TDNT 3:824-26; Marshall, Luke, 267; Morris, Luke, 146; for the metaphorical sense of God’s bosom in Moses 7:24, 30-31, see Draper, Brown, and Rhodes, Pearl of Great Price, 127.
Marshall, Luke, 267.
Liddell and Scott, Lexicon, 881; Plummer, Luke, 191; BAGD, 406.
Liddell and Scott, Lexicon, 443; Plummer, Luke, 191; BAGD, 202.
TDNT, 8:559-70; TLNT, 3:406-13.
BAGD, 749; TDNT, 7:94-97; Marshall, Luke, 272.
BAGD, 362; TDNT, 3:136-38.
Other references to erecting buildings on solid foundations include 2 Ne. 28:28; Jacob 4:15-17; Hel. 5:12.
Marshall, Luke, 275; Fitzmyer, Luke, 1:644.
TDNT, 5:131-32; TDOT, 2:111, 113-15; TLOT, 1:235.
Dennis E. Groh, “Palestine in the Byzantine Period,” in The Oxford Encyclopedia of Archaeology in the Near East, ed. Eric M. Meyers, 5 vols. (New York: Oxford University Press, 1997), 4:229-30; Ann Killebrew, “Qasrin,” in Meyers, Oxford Encyclopedia of Archaeology, 4:382-83.

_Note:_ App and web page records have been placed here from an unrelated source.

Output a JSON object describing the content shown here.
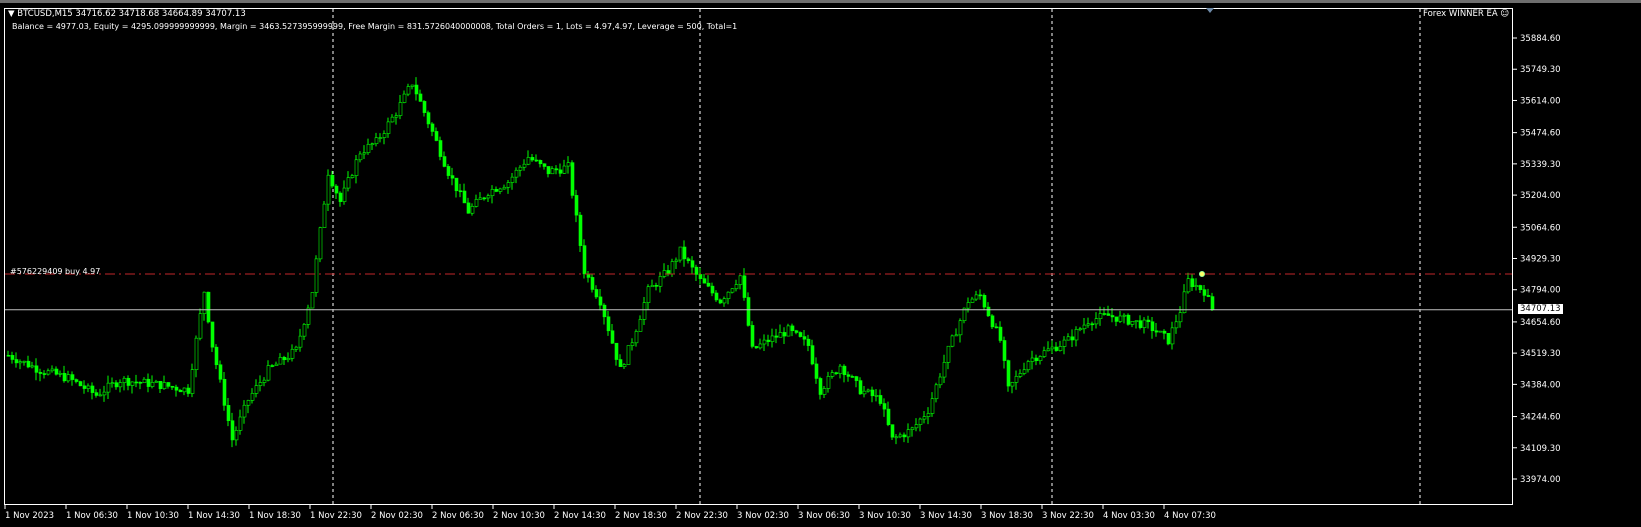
{
  "header": {
    "symbol_line": "▼ BTCUSD,M15  34716.62 34718.68 34664.89 34707.13",
    "account_line": "Balance = 4977.03, Equity = 4295.099999999999, Margin = 3463.527395999999, Free Margin = 831.5726040000008, Total Orders = 1, Lots = 4.97,4.97, Leverage = 500, Total=1"
  },
  "ea_label": "Forex WINNER EA ☺",
  "order_label": "#576229409 buy 4.97",
  "current_price_label": "34707.13",
  "colors": {
    "bull": "#00ff00",
    "bear": "#00ff00",
    "order_line": "#c0262a",
    "price_line": "#c0c0c0",
    "grid": "#ffffff"
  },
  "chart_data": {
    "type": "candlestick",
    "symbol": "BTCUSD",
    "timeframe": "M15",
    "ylim": [
      33974.0,
      35884.6
    ],
    "y_ticks": [
      "35884.60",
      "35749.30",
      "35614.00",
      "35474.60",
      "35339.30",
      "35204.00",
      "35064.60",
      "34929.30",
      "34794.00",
      "34654.60",
      "34519.30",
      "34384.00",
      "34244.60",
      "34109.30",
      "33974.00"
    ],
    "y_tick_values": [
      35884.6,
      35749.3,
      35614.0,
      35474.6,
      35339.3,
      35204.0,
      35064.6,
      34929.3,
      34794.0,
      34654.6,
      34519.3,
      34384.0,
      34244.6,
      34109.3,
      33974.0
    ],
    "x_ticks": [
      "1 Nov 2023",
      "1 Nov 06:30",
      "1 Nov 10:30",
      "1 Nov 14:30",
      "1 Nov 18:30",
      "1 Nov 22:30",
      "2 Nov 02:30",
      "2 Nov 06:30",
      "2 Nov 10:30",
      "2 Nov 14:30",
      "2 Nov 18:30",
      "2 Nov 22:30",
      "3 Nov 02:30",
      "3 Nov 06:30",
      "3 Nov 10:30",
      "3 Nov 14:30",
      "3 Nov 18:30",
      "3 Nov 22:30",
      "4 Nov 03:30",
      "4 Nov 07:30"
    ],
    "order_price": 34862,
    "current_price": 34707.13,
    "close_path": {
      "bar": [
        0,
        8,
        15,
        22,
        28,
        38,
        45,
        49,
        51,
        56,
        60,
        65,
        72,
        76,
        80,
        83,
        88,
        92,
        97,
        101,
        105,
        110,
        115,
        120,
        125,
        130,
        135,
        140,
        144,
        148,
        153,
        156,
        160,
        165,
        168,
        173,
        178,
        183,
        186,
        190,
        195,
        200,
        203,
        208,
        213,
        218,
        221,
        226,
        230,
        235,
        240,
        243,
        248,
        250,
        255,
        260,
        265,
        270,
        275,
        280,
        285,
        290,
        293,
        295,
        299,
        301
      ],
      "close": [
        34510,
        34446,
        34411,
        34338,
        34403,
        34382,
        34360,
        34789,
        34553,
        34145,
        34317,
        34446,
        34532,
        34789,
        35305,
        35176,
        35391,
        35434,
        35563,
        35691,
        35520,
        35305,
        35133,
        35219,
        35262,
        35369,
        35305,
        35326,
        34876,
        34747,
        34446,
        34575,
        34789,
        34876,
        34961,
        34832,
        34747,
        34854,
        34532,
        34575,
        34618,
        34553,
        34360,
        34467,
        34360,
        34317,
        34145,
        34188,
        34274,
        34532,
        34747,
        34768,
        34575,
        34360,
        34489,
        34532,
        34575,
        34661,
        34682,
        34661,
        34639,
        34575,
        34704,
        34832,
        34789,
        34707.13
      ]
    }
  }
}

BAGD, 130, 760-61.
Draper, Brown, and Rhodes, Pearl of Great Price, 142-43.
Plummer, Luke, 193.
Jeremias, Parables, 26-27; Marshall, Luke, 275.

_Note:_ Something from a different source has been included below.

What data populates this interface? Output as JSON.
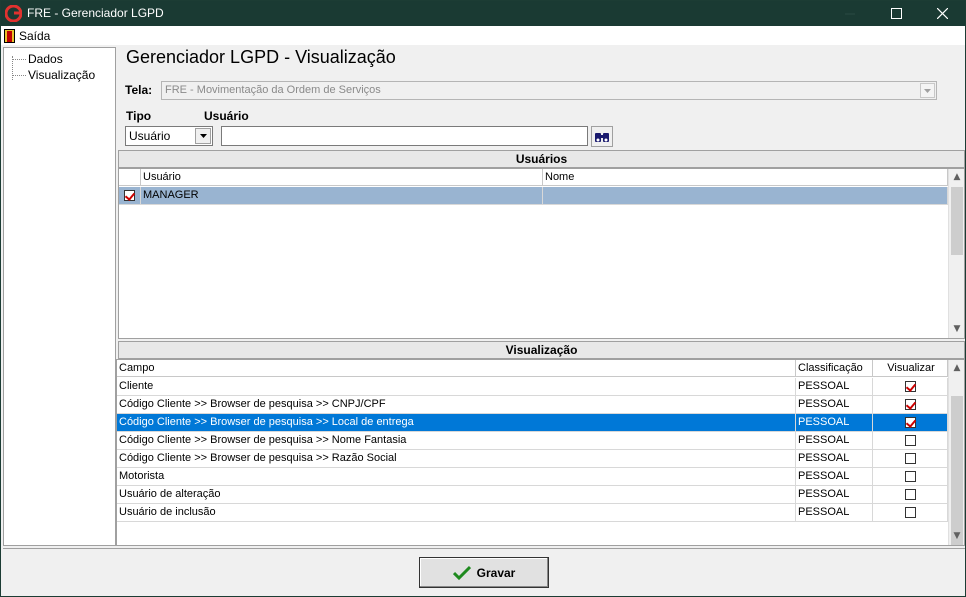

Avoiding structures on sand appears in 2 Ne. 28:28; 3 Ne. 11:40; compare D&C 90:5.
TDNT, 6:924-28; also 3:744-47.
TDNT, 5:131-32; TDOT, 2:111, 113-15.
 Stein, Luke, 200-1.

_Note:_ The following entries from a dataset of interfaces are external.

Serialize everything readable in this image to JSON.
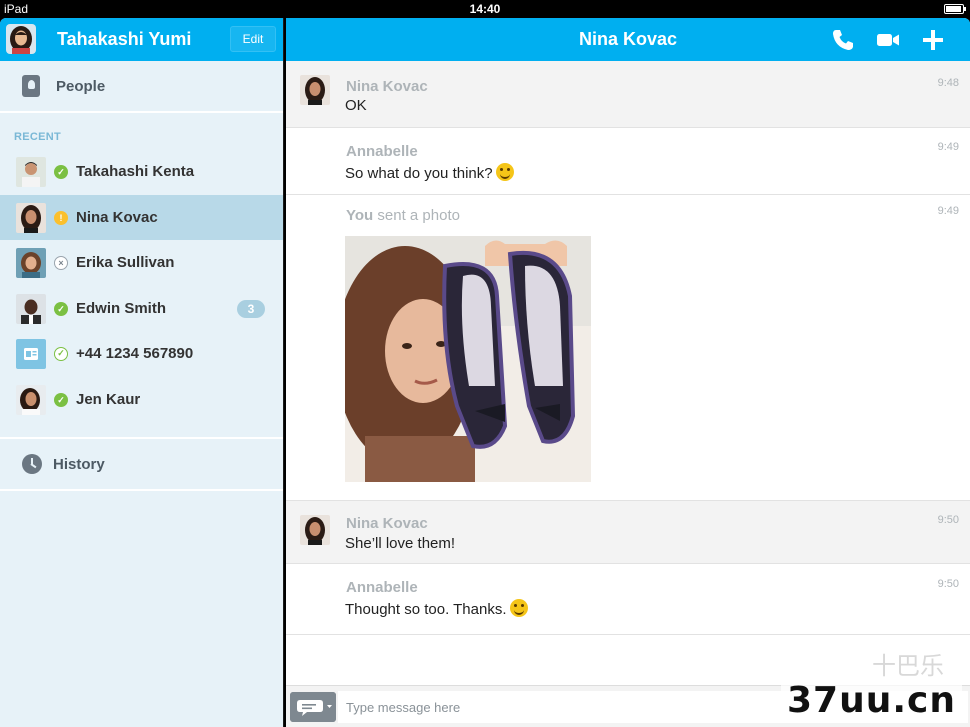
{
  "status_bar": {
    "device": "iPad",
    "time": "14:40"
  },
  "sidebar": {
    "user_name": "Tahakashi Yumi",
    "edit_label": "Edit",
    "people_label": "People",
    "recent_label": "RECENT",
    "contacts": [
      {
        "name": "Takahashi Kenta",
        "status": "online",
        "badge": ""
      },
      {
        "name": "Nina Kovac",
        "status": "away",
        "badge": "",
        "selected": true
      },
      {
        "name": "Erika Sullivan",
        "status": "offline",
        "badge": ""
      },
      {
        "name": "Edwin Smith",
        "status": "online",
        "badge": "3"
      },
      {
        "name": "+44 1234 567890",
        "status": "phone",
        "badge": ""
      },
      {
        "name": "Jen Kaur",
        "status": "online",
        "badge": ""
      }
    ],
    "history_label": "History"
  },
  "chat": {
    "title": "Nina Kovac",
    "messages": [
      {
        "sender": "Nina Kovac",
        "text": "OK",
        "time": "9:48"
      },
      {
        "sender": "Annabelle",
        "text": "So what do you think?",
        "time": "9:49"
      },
      {
        "sender": "You",
        "sender_suffix": " sent a photo",
        "text": "",
        "time": "9:49"
      },
      {
        "sender": "Nina Kovac",
        "text": "She’ll love them!",
        "time": "9:50"
      },
      {
        "sender": "Annabelle",
        "text": "Thought so too. Thanks.",
        "time": "9:50"
      }
    ],
    "input_placeholder": "Type message here"
  },
  "watermark": {
    "latin": "37uu.cn",
    "cn": "十巴乐"
  },
  "colors": {
    "accent": "#00aff0",
    "sidebar_bg": "#e7f2f8",
    "selected_bg": "#b8d9e8",
    "online": "#7bc043",
    "away": "#fbc02d"
  }
}
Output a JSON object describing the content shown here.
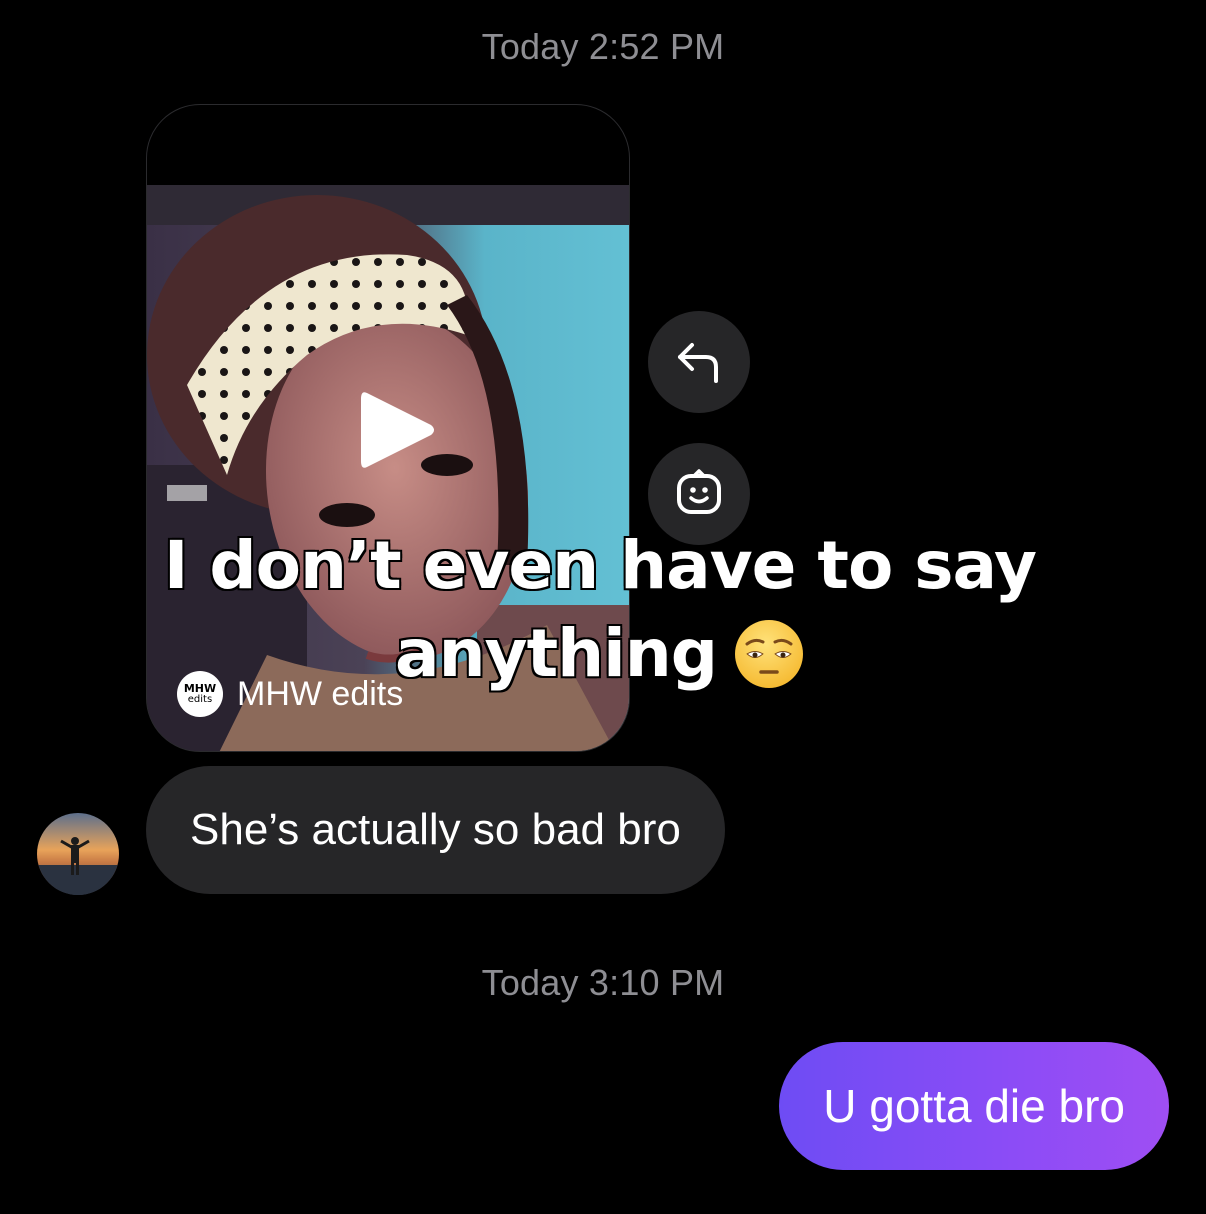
{
  "thread": {
    "timestamp_1": "Today 2:52 PM",
    "timestamp_2": "Today 3:10 PM"
  },
  "shared_reel": {
    "source_avatar_text_top": "MHW",
    "source_avatar_text_bottom": "edits",
    "source_name": "MHW edits",
    "overlay_caption_line1": "I don’t even have to say",
    "overlay_caption_line2": "anything",
    "overlay_emoji": "pensive-face"
  },
  "actions": {
    "reply_icon": "reply-arrow-icon",
    "react_icon": "emoji-react-icon"
  },
  "messages": [
    {
      "direction": "incoming",
      "text": "She’s actually so bad bro"
    },
    {
      "direction": "outgoing",
      "text": "U gotta die bro"
    }
  ],
  "colors": {
    "background": "#000000",
    "incoming_bubble": "#262628",
    "outgoing_gradient_start": "#6e4cf4",
    "outgoing_gradient_end": "#9f4ef3",
    "timestamp": "#8e8e93"
  }
}
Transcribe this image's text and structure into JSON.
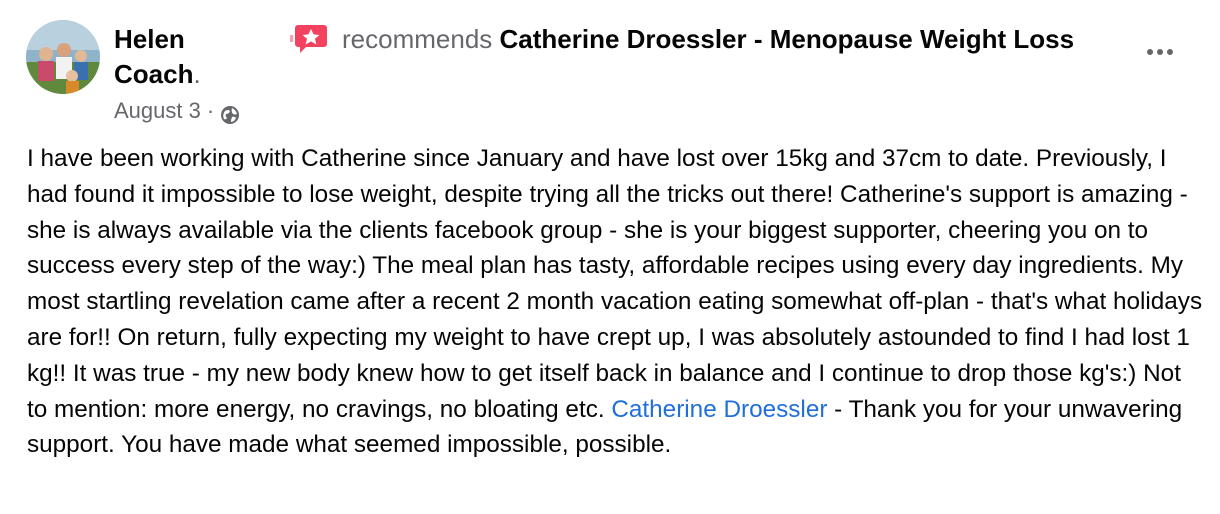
{
  "post": {
    "author": {
      "name_line1": "Helen",
      "name_line2": "Coach",
      "name_suffix": "."
    },
    "action": {
      "verb": "recommends",
      "page_name": "Catherine Droessler - Menopause Weight Loss",
      "icon": "recommend-icon"
    },
    "date": "August 3",
    "separator": "·",
    "audience_icon": "globe-icon",
    "more_icon": "more-options-icon",
    "body": {
      "part1": "I have been working with Catherine since January and have lost over 15kg and 37cm to date. Previously, I had found it impossible to lose weight, despite trying all the tricks out there! Catherine's support is amazing - she is always available via the clients facebook group - she is your biggest supporter, cheering you on to success every step of the way:) The meal plan has tasty, affordable recipes using every day ingredients. My most startling revelation came after a recent 2 month vacation eating somewhat off-plan - that's what holidays are for!! On return, fully expecting my weight to have crept up, I was absolutely astounded to find I had lost 1 kg!! It was true - my new body knew how to get itself back in balance and I continue to drop those kg's:) Not to mention: more energy, no cravings, no bloating etc. ",
      "mention": "Catherine Droessler",
      "part2": " - Thank you for your unwavering support. You have made what seemed impossible, possible."
    }
  },
  "colors": {
    "text_primary": "#050505",
    "text_secondary": "#65676b",
    "link": "#216fdb",
    "recommend_red": "#f3425f"
  }
}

Green, Luke, 264-66.
Fitzmyer, Luke, 1:627-32; Johnson, Luke, 110-112.
Morris, Luke, 138-39.
John W. Welch, The Sermon on the Mount in the Light of the Temple (Surrey, Eng.: Ashgate Publishing, 2009), 1-14, 183-221.
Welch, Illuminating the Sermon.
Aharoni and others, Carta Bible Atlas, maps 243, 249, 251, 253, 270.
We hear little of Jesus’ activities to the east of the Jordan River’s mouth, and certainly not in the context of Jesus’ two sermons. Jesus does go later to the east shore of the lake where he heals the man with the legion of devils (see 8:26-40) and, still later, withdraws to an uninhabited area near Bethsaida with the Twelve, a town on the northeast corner of the Sea of Galilee (see 9:10). Although Luke does not tie Peter’s confession of Jesus’ messiahship to Caesarea Philippi (see 9:18-21), both Mark and Matthew do (see Matt. 16:13-20; Mark 8:27-30). This town lies at one of the three sources of the Jordan River and represents a crossing of sorts to the east bank of the river. Even so, we should see most of Jesus’ ministry occurring west of the Jordan River.
Plummer, Luke, 437; TDNT, 2:631, footnote 29; 4:326; Jeremias, Parables, 107-8, 115, 202; Marshall, Luke, 701; Morris, Luke, 299; Bauckham, Jesus and the Eyewitnesses, 286.
Fitzmyer, Luke, 1:628.
Green, Luke, 273-74.
For a different view that emphasizes the inner nature of the disciple, see Marshall, Luke, 267-68.
For example, see Mark 1:15; 4:11, 26, 30; 9:1, 47; Luke 4:43; 6:20; 7:28; 8:1, 10; 9:2, 11, 27, 60, 62; John 3:3, 5.
Dodd, Parables, 29.